Kejimkujik Lake wasn’t quite as frozen as they told us it was on Friday, April 4.
Parks Canada announced April 29 it is providing an entry fee exemption for the approximately 130 property owners whose lands were expropriated in the creation of Kejimkujik National Park and National Historic Site, their children and grandchildren. The program also includes the spouses of the three generations and dependent children to the age of 18.
The Kejimkujik pass will authorize three generations to access areas in Kejimkujik National Park and National Historic Site of personal importance to them, such as the former site of a family property, or to participate in commemorative events organized or supported by Parks Canada.
Information on the application process for the pass will be available online or by calling the park.
The use of expropriation was abandoned as a legal park creation tool in the early 1970s. The Canada National Parks Act, which was amended in 2000, prohibits the use of expropriation to establish or expand national parks.
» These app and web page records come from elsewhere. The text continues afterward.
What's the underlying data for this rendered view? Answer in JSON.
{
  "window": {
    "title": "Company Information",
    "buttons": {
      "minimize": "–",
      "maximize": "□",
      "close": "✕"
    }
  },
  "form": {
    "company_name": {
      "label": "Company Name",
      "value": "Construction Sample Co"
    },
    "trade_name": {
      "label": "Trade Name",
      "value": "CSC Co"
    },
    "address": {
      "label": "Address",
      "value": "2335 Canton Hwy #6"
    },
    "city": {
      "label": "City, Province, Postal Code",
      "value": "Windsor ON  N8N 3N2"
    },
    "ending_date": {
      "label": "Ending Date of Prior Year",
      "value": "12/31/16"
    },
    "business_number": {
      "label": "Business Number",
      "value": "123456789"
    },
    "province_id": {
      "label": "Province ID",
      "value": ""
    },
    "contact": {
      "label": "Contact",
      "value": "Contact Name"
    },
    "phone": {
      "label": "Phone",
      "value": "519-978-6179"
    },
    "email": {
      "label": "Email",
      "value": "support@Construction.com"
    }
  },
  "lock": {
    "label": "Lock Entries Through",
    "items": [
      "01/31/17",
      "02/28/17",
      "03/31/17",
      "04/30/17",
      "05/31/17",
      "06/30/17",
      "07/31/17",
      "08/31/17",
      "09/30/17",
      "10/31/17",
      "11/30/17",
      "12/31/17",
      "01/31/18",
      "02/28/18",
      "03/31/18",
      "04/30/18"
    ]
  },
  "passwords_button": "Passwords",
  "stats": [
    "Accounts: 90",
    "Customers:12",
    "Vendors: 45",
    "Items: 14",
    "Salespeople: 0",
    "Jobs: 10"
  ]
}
Now, Parks Canada assembles real estate for national parks over many years, buying up parcels as they come on the market on a willing seller-willing buyer basis.